In a nutshell

Nonprofits have long put their money in traditional investments like stocks, bonds and real estate. But the recession and slow economic recovery have prompted some to consider investments in domestic or foreign hedge funds, private equity funds, commodity funds and private investment funds.

These entities typically are formed as partnerships or limited liability companies (LLCs), with the income and income tax liability passing through to investors.

The UBIT issue

As you probably know, revenue that a nonprofit generates from a trade or business that isn’t substantially related to furthering the organization’s tax-exempt purpose may be subject to the UBIT. Investment income — for example, dividends, gains on the sale of securities, and interest — is usually excluded from UBIT.

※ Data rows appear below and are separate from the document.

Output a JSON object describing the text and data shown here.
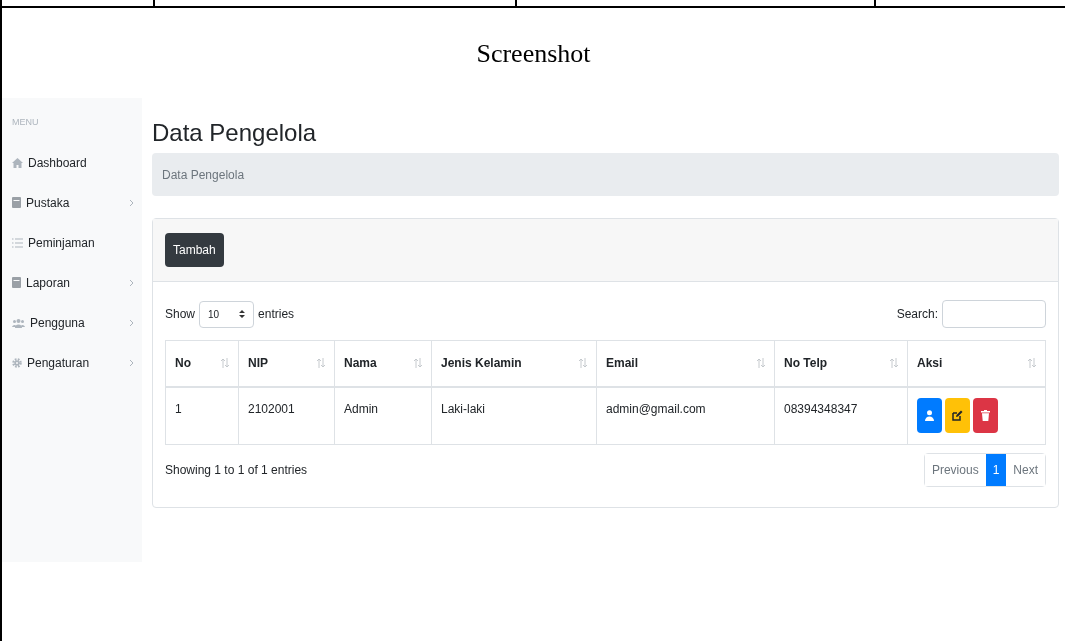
{
  "caption": "Screenshot",
  "sidebar": {
    "heading": "MENU",
    "items": [
      {
        "label": "Dashboard",
        "kind": "home",
        "has_children": false
      },
      {
        "label": "Pustaka",
        "kind": "book",
        "has_children": true
      },
      {
        "label": "Peminjaman",
        "kind": "list",
        "has_children": false
      },
      {
        "label": "Laporan",
        "kind": "book",
        "has_children": true
      },
      {
        "label": "Pengguna",
        "kind": "users",
        "has_children": true
      },
      {
        "label": "Pengaturan",
        "kind": "gear",
        "has_children": true
      }
    ]
  },
  "page_title": "Data Pengelola",
  "breadcrumb": "Data Pengelola",
  "add_button": "Tambah",
  "length": {
    "prefix": "Show",
    "value": "10",
    "suffix": "entries"
  },
  "search": {
    "label": "Search:"
  },
  "table": {
    "columns": [
      "No",
      "NIP",
      "Nama",
      "Jenis Kelamin",
      "Email",
      "No Telp",
      "Aksi"
    ],
    "rows": [
      {
        "cells": [
          "1",
          "2102001",
          "Admin",
          "Laki-laki",
          "admin@gmail.com",
          "08394348347"
        ],
        "actions": [
          {
            "kind": "detail"
          },
          {
            "kind": "edit"
          },
          {
            "kind": "delete"
          }
        ]
      }
    ]
  },
  "info": "Showing 1 to 1 of 1 entries",
  "pagination": [
    {
      "label": "Previous",
      "selected": false
    },
    {
      "label": "1",
      "selected": true
    },
    {
      "label": "Next",
      "selected": false
    }
  ]
}
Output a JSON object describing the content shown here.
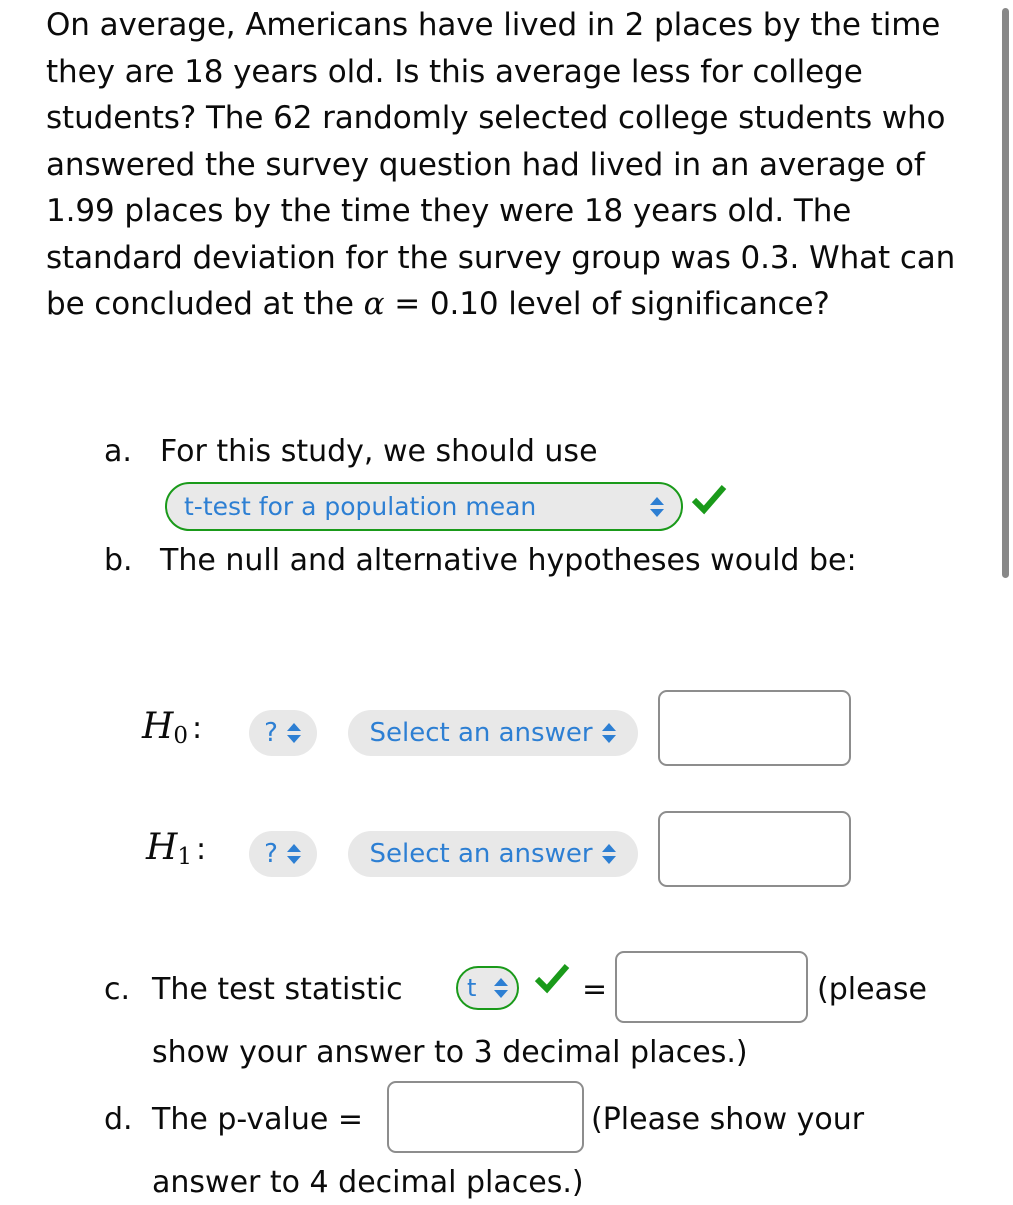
{
  "question": {
    "prompt_text": "On average, Americans have lived in 2 places by the time they are 18 years old. Is this average less for college students? The 62 randomly selected college students who answered the survey question had lived in an average of 1.99 places by the time they were 18 years old. The standard deviation for the survey group was 0.3. What can be concluded at the ",
    "alpha_symbol": "α",
    "alpha_statement": " = 0.10 level of significance?",
    "population_mean_places": "2",
    "age_threshold": "18",
    "sample_size": "62",
    "sample_mean": "1.99",
    "sample_sd": "0.3",
    "alpha_level": "0.10"
  },
  "parts": {
    "a": {
      "marker": "a.",
      "text": "For this study, we should use",
      "select_value": "t-test for a population mean",
      "validated": true
    },
    "b": {
      "marker": "b.",
      "text": "The null and alternative hypotheses would be:",
      "h0": {
        "label_h": "H",
        "label_sub": "0",
        "colon": ":",
        "operator_value": "?",
        "answer_value": "Select an answer",
        "input_value": ""
      },
      "h1": {
        "label_h": "H",
        "label_sub": "1",
        "colon": ":",
        "operator_value": "?",
        "answer_value": "Select an answer",
        "input_value": ""
      }
    },
    "c": {
      "marker": "c.",
      "text": "The test statistic",
      "select_value": "t",
      "validated": true,
      "equals": "=",
      "input_value": "",
      "tail_text": "(please",
      "line2_text": "show your answer to 3 decimal places.)"
    },
    "d": {
      "marker": "d.",
      "text": "The p-value =",
      "input_value": "",
      "tail_text": "(Please show your",
      "line2_text": "answer to 4 decimal places.)"
    }
  },
  "colors": {
    "accent_blue": "#2d7fd3",
    "validated_green": "#1a9a1a",
    "pill_gray": "#e8e8e8",
    "border_gray": "#8d8d8d",
    "text_black": "#0b0b0b",
    "scrollbar_gray": "#888888"
  },
  "icons": {
    "chevron": "chevron-up-down-icon",
    "check": "check-icon"
  }
}
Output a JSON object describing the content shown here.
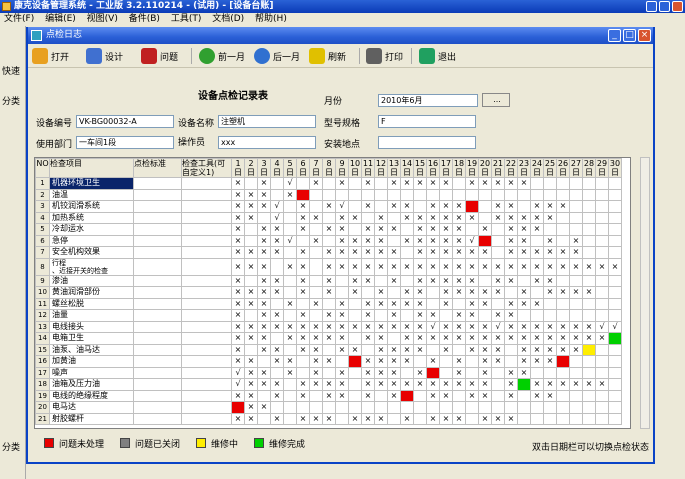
{
  "app": {
    "title": "康克设备管理系统 - 工业版 3.2.110214 - (试用) - [设备台账]",
    "menu": [
      "文件(F)",
      "编辑(E)",
      "视图(V)",
      "备件(B)",
      "工具(T)",
      "文档(D)",
      "帮助(H)"
    ],
    "left_labels": [
      "快速",
      "分类",
      "分类"
    ]
  },
  "window": {
    "title": "点检日志",
    "toolbar": [
      {
        "label": "打开",
        "icon": "open-folder-icon",
        "color": "#e8a020"
      },
      {
        "label": "设计",
        "icon": "design-pencil-icon",
        "color": "#4070d0"
      },
      {
        "label": "问题",
        "icon": "problem-note-icon",
        "color": "#c02020"
      },
      {
        "label": "前一月",
        "icon": "prev-month-icon",
        "color": "#30a030"
      },
      {
        "label": "后一月",
        "icon": "next-month-icon",
        "color": "#3070d0"
      },
      {
        "label": "刷新",
        "icon": "refresh-lightning-icon",
        "color": "#e0c000"
      },
      {
        "label": "打印",
        "icon": "printer-icon",
        "color": "#606060"
      },
      {
        "label": "退出",
        "icon": "exit-door-icon",
        "color": "#20a060"
      }
    ]
  },
  "form": {
    "heading": "设备点检记录表",
    "month_label": "月份",
    "month_value": "2010年6月",
    "month_button": "...",
    "code_label": "设备编号",
    "code_value": "VK-BG00032-A",
    "name_label": "设备名称",
    "name_value": "注塑机",
    "model_label": "型号规格",
    "model_value": "F",
    "dept_label": "使用部门",
    "dept_value": "一车间1段",
    "operator_label": "操作员",
    "operator_value": "xxx",
    "location_label": "安装地点",
    "location_value": ""
  },
  "grid": {
    "headers": {
      "no": "NO",
      "item": "检查项目",
      "std": "点检标准",
      "tool": "检查工具(可自定义1)"
    },
    "day_suffix": "日",
    "days": [
      "1",
      "2",
      "3",
      "4",
      "5",
      "6",
      "7",
      "8",
      "9",
      "10",
      "11",
      "12",
      "13",
      "14",
      "15",
      "16",
      "17",
      "18",
      "19",
      "20",
      "21",
      "22",
      "23",
      "24",
      "25",
      "26",
      "27",
      "28",
      "29",
      "30"
    ],
    "rows": [
      {
        "no": "1",
        "item": "机器环境卫生",
        "cells": "X X √ X X X XXXXX XXXXX"
      },
      {
        "no": "2",
        "item": "油温",
        "cells": "XXX XR"
      },
      {
        "no": "3",
        "item": "机铰润滑系统",
        "cells": "XXX√ X X√ X XX XXXR XX XXX"
      },
      {
        "no": "4",
        "item": "加热系统",
        "cells": "XX √ XX XX X XXXXXX XXXXX"
      },
      {
        "no": "5",
        "item": "冷却运水",
        "cells": "X XX X XX XXX XXXX X XXX"
      },
      {
        "no": "6",
        "item": "急停",
        "cells": "X XX√ X XXXX XXXXX√R XX X X"
      },
      {
        "no": "7",
        "item": "安全机构效果",
        "cells": "XXXX X XXXXXX XXXXXX XXXXXX"
      },
      {
        "no": "8",
        "item": "行程\n、近接开关的检查",
        "cells": "XXX XX XXXXXXXXXXXXXXXXXXXXXXX"
      },
      {
        "no": "9",
        "item": "渗油",
        "cells": "X XX X X XX X XXXXX XX XX"
      },
      {
        "no": "10",
        "item": "黄油润滑部份",
        "cells": "XXXX X X X X XX XXXXX X XXXX"
      },
      {
        "no": "11",
        "item": "螺丝松脱",
        "cells": "XXX X X X XXXXX X XX XXX"
      },
      {
        "no": "12",
        "item": "油量",
        "cells": "X XX X XX X X XX XX XX"
      },
      {
        "no": "13",
        "item": "电线接头",
        "cells": "XXXXXXXXXXXXXXX√XXXX√XXXXXXX√√R"
      },
      {
        "no": "14",
        "item": "电箱卫生",
        "cells": "XXX XXXXX XX XXXXXXXXXXXXXXXXG"
      },
      {
        "no": "15",
        "item": "油泵、油马达",
        "cells": "X XX XX XX XXXX X XXX XXXXXY"
      },
      {
        "no": "16",
        "item": "加黄油",
        "cells": "XX XX XX RXXXX X X XX XXXR"
      },
      {
        "no": "17",
        "item": "噪声",
        "cells": "√XX X X X XXX XR X X XX"
      },
      {
        "no": "18",
        "item": "油箱及压力油",
        "cells": "√XXX XXXX XXXXXXXXXX XGXXXXXX"
      },
      {
        "no": "19",
        "item": "电线的绝缘程度",
        "cells": "XX X X XX X XR XX XX X XX"
      },
      {
        "no": "20",
        "item": "电马达",
        "cells": "RXX"
      },
      {
        "no": "21",
        "item": "射胶螺杆",
        "cells": "XX X XXX XXX X XXX XXX"
      }
    ]
  },
  "legend": [
    {
      "label": "问题未处理",
      "color": "#e80000"
    },
    {
      "label": "问题已关闭",
      "color": "#808080"
    },
    {
      "label": "维修中",
      "color": "#ffee00"
    },
    {
      "label": "维修完成",
      "color": "#00d000"
    }
  ],
  "hint": "双击日期栏可以切换点检状态"
}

But when a partnership or LLC engages in a trade or business, its investors are treated for tax purposes as if they conducted that activity themselves. As a result, if a partnership or LLC generates income from an activity that’s unrelated to a nonprofit investor’s purpose, the nonprofit must treat its share of the income as unrelated business income.

The risk of UBIT doesn’t end there. Although interest, dividends and capital gains are generally exempt from the UBIT as investment income, nonprofits should bear in mind the exception for income from debt-financed property. If a nonprofit took out a loan to make an alternative investment, all of the income produced by that investment is subject to the UBIT, including any gain when the investment is sold. The debt-financed income exception also applies if the partnership or LLC used debt to finance the purchase of an income-producing asset, such as a rental property, that passes income through to the nonprofit.

Role of Schedule K-1

Nonprofit investors in alternative investments generally receive a Schedule K-1, which reports the investor’s income broken down by the nature of the activity that generated it. The form usually includes both income from unrelated business activity and traditional investment income. The Schedule K-1 should report income subject to the UBIT on a separate line or in a footnote. However, the investment entity might not do so if it’s unaccustomed to following applicable UBIT rules. Nonprofits, therefore, should closely scrutinize their Schedules K-1.

Filing Obligations

Alternative investments often require the filing of additional tax forms. And the failure to comply can result in costly penalties. For example, you may need to plan for:

  • Form 990-T for unrelated business income,
  • Form 926 for certain investments in foreign corporations,
  • Form 8865 for investments in foreign partnerships,
  • Form 8886 for transactions with the potential for tax evasion, and
  • Estimated tax payments.

Remember, too, that you may have state filing obligations related to activities of the LLC or partnership, including in those states where your not-for-profit has no presence. As of this writing, 39 states tax unrelated business income and 13 require a distinct 990-T.

Look Before you Leap

Alternative investments can prove lucrative for nonprofits, but it’s critical to consider the implications of the UBIT and filing rules. In the long run, tax and administrative burdens could outweigh the potential advantages.